BEGIN Data extracts

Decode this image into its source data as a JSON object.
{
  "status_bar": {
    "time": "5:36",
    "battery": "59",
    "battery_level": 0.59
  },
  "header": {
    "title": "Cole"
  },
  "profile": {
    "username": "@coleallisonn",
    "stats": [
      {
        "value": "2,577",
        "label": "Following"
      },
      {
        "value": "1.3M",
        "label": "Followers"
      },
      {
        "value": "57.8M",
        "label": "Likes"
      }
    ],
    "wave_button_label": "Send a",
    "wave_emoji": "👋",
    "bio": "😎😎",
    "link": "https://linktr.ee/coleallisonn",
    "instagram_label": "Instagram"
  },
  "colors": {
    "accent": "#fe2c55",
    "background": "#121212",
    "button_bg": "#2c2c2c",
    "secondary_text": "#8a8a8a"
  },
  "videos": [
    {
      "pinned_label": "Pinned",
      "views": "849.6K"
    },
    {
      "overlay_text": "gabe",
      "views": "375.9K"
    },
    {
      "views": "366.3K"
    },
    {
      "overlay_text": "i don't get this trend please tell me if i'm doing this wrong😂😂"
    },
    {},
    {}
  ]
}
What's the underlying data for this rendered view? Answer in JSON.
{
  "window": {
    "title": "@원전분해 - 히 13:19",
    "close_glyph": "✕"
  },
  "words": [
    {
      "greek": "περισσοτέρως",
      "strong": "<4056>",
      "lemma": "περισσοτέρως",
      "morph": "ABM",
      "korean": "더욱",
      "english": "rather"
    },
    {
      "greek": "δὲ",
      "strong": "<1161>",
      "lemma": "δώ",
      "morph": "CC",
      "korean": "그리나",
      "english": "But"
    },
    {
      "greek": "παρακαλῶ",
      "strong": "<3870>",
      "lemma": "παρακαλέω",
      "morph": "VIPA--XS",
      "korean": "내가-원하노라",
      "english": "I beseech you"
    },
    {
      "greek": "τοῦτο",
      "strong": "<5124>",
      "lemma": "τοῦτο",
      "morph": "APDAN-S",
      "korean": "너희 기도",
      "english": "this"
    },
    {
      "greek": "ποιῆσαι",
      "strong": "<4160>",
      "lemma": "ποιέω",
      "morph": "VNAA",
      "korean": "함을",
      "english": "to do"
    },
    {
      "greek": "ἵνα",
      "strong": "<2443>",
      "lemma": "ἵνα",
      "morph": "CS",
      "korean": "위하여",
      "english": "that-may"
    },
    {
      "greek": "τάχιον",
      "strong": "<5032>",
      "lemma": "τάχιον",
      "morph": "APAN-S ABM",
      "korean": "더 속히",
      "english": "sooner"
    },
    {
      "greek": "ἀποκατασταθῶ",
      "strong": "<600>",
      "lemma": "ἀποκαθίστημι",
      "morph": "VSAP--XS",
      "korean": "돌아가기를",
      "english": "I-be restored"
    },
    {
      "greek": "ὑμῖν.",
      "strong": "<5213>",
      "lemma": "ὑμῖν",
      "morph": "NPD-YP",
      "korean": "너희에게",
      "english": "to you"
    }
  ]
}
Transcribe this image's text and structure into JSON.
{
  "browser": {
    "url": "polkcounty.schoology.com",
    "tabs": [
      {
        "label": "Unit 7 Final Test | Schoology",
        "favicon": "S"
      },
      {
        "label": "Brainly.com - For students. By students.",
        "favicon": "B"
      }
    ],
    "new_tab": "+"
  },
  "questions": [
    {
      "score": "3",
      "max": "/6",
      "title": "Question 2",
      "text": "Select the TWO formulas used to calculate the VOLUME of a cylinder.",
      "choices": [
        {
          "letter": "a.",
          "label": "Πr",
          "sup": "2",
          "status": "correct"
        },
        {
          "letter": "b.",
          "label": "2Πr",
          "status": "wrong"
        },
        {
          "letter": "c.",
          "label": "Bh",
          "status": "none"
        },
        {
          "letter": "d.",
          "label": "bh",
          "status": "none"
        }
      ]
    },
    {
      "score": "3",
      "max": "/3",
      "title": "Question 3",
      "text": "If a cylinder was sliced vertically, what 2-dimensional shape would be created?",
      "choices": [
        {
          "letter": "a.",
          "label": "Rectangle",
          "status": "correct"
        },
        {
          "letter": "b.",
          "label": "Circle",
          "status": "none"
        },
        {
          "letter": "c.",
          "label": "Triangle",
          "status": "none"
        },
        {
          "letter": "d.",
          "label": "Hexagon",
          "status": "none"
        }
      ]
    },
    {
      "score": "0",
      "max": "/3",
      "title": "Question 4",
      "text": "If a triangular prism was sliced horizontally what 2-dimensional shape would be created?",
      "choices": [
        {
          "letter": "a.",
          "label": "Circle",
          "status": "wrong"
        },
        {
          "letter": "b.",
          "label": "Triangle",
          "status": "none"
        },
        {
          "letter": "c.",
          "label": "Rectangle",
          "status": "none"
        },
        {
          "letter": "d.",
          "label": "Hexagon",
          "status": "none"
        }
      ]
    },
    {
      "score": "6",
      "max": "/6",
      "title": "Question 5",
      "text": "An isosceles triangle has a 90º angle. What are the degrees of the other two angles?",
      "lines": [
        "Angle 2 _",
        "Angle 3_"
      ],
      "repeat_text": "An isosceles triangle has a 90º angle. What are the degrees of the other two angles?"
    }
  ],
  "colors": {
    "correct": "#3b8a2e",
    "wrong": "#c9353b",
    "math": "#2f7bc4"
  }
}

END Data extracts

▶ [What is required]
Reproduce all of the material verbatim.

▶ [Response]
Decode this image into its source data as a JSON object.
{
  "status_bar": {
    "time": "5:36",
    "battery": "59",
    "battery_level": 0.59
  },
  "header": {
    "title": "Cole"
  },
  "profile": {
    "username": "@coleallisonn",
    "stats": [
      {
        "value": "2,577",
        "label": "Following"
      },
      {
        "value": "1.3M",
        "label": "Followers"
      },
      {
        "value": "57.8M",
        "label": "Likes"
      }
    ],
    "wave_button_label": "Send a",
    "wave_emoji": "👋",
    "bio": "😎😎",
    "link": "https://linktr.ee/coleallisonn",
    "instagram_label": "Instagram"
  },
  "colors": {
    "accent": "#fe2c55",
    "background": "#121212",
    "button_bg": "#2c2c2c",
    "secondary_text": "#8a8a8a"
  },
  "videos": [
    {
      "pinned_label": "Pinned",
      "views": "849.6K"
    },
    {
      "overlay_text": "gabe",
      "views": "375.9K"
    },
    {
      "views": "366.3K"
    },
    {
      "overlay_text": "i don't get this trend please tell me if i'm doing this wrong😂😂"
    },
    {},
    {}
  ]
}
What's the underlying data for this rendered view? Answer in JSON.
{
  "window": {
    "title": "@원전분해 - 히 13:19",
    "close_glyph": "✕"
  },
  "words": [
    {
      "greek": "περισσοτέρως",
      "strong": "<4056>",
      "lemma": "περισσοτέρως",
      "morph": "ABM",
      "korean": "더욱",
      "english": "rather"
    },
    {
      "greek": "δὲ",
      "strong": "<1161>",
      "lemma": "δώ",
      "morph": "CC",
      "korean": "그리나",
      "english": "But"
    },
    {
      "greek": "παρακαλῶ",
      "strong": "<3870>",
      "lemma": "παρακαλέω",
      "morph": "VIPA--XS",
      "korean": "내가-원하노라",
      "english": "I beseech you"
    },
    {
      "greek": "τοῦτο",
      "strong": "<5124>",
      "lemma": "τοῦτο",
      "morph": "APDAN-S",
      "korean": "너희 기도",
      "english": "this"
    },
    {
      "greek": "ποιῆσαι",
      "strong": "<4160>",
      "lemma": "ποιέω",
      "morph": "VNAA",
      "korean": "함을",
      "english": "to do"
    },
    {
      "greek": "ἵνα",
      "strong": "<2443>",
      "lemma": "ἵνα",
      "morph": "CS",
      "korean": "위하여",
      "english": "that-may"
    },
    {
      "greek": "τάχιον",
      "strong": "<5032>",
      "lemma": "τάχιον",
      "morph": "APAN-S ABM",
      "korean": "더 속히",
      "english": "sooner"
    },
    {
      "greek": "ἀποκατασταθῶ",
      "strong": "<600>",
      "lemma": "ἀποκαθίστημι",
      "morph": "VSAP--XS",
      "korean": "돌아가기를",
      "english": "I-be restored"
    },
    {
      "greek": "ὑμῖν.",
      "strong": "<5213>",
      "lemma": "ὑμῖν",
      "morph": "NPD-YP",
      "korean": "너희에게",
      "english": "to you"
    }
  ]
}
Transcribe this image's text and structure into JSON.
{
  "browser": {
    "url": "polkcounty.schoology.com",
    "tabs": [
      {
        "label": "Unit 7 Final Test | Schoology",
        "favicon": "S"
      },
      {
        "label": "Brainly.com - For students. By students.",
        "favicon": "B"
      }
    ],
    "new_tab": "+"
  },
  "questions": [
    {
      "score": "3",
      "max": "/6",
      "title": "Question 2",
      "text": "Select the TWO formulas used to calculate the VOLUME of a cylinder.",
      "choices": [
        {
          "letter": "a.",
          "label": "Πr",
          "sup": "2",
          "status": "correct"
        },
        {
          "letter": "b.",
          "label": "2Πr",
          "status": "wrong"
        },
        {
          "letter": "c.",
          "label": "Bh",
          "status": "none"
        },
        {
          "letter": "d.",
          "label": "bh",
          "status": "none"
        }
      ]
    },
    {
      "score": "3",
      "max": "/3",
      "title": "Question 3",
      "text": "If a cylinder was sliced vertically, what 2-dimensional shape would be created?",
      "choices": [
        {
          "letter": "a.",
          "label": "Rectangle",
          "status": "correct"
        },
        {
          "letter": "b.",
          "label": "Circle",
          "status": "none"
        },
        {
          "letter": "c.",
          "label": "Triangle",
          "status": "none"
        },
        {
          "letter": "d.",
          "label": "Hexagon",
          "status": "none"
        }
      ]
    },
    {
      "score": "0",
      "max": "/3",
      "title": "Question 4",
      "text": "If a triangular prism was sliced horizontally what 2-dimensional shape would be created?",
      "choices": [
        {
          "letter": "a.",
          "label": "Circle",
          "status": "wrong"
        },
        {
          "letter": "b.",
          "label": "Triangle",
          "status": "none"
        },
        {
          "letter": "c.",
          "label": "Rectangle",
          "status": "none"
        },
        {
          "letter": "d.",
          "label": "Hexagon",
          "status": "none"
        }
      ]
    },
    {
      "score": "6",
      "max": "/6",
      "title": "Question 5",
      "text": "An isosceles triangle has a 90º angle. What are the degrees of the other two angles?",
      "lines": [
        "Angle 2 _",
        "Angle 3_"
      ],
      "repeat_text": "An isosceles triangle has a 90º angle. What are the degrees of the other two angles?"
    }
  ],
  "colors": {
    "correct": "#3b8a2e",
    "wrong": "#c9353b",
    "math": "#2f7bc4"
  }
}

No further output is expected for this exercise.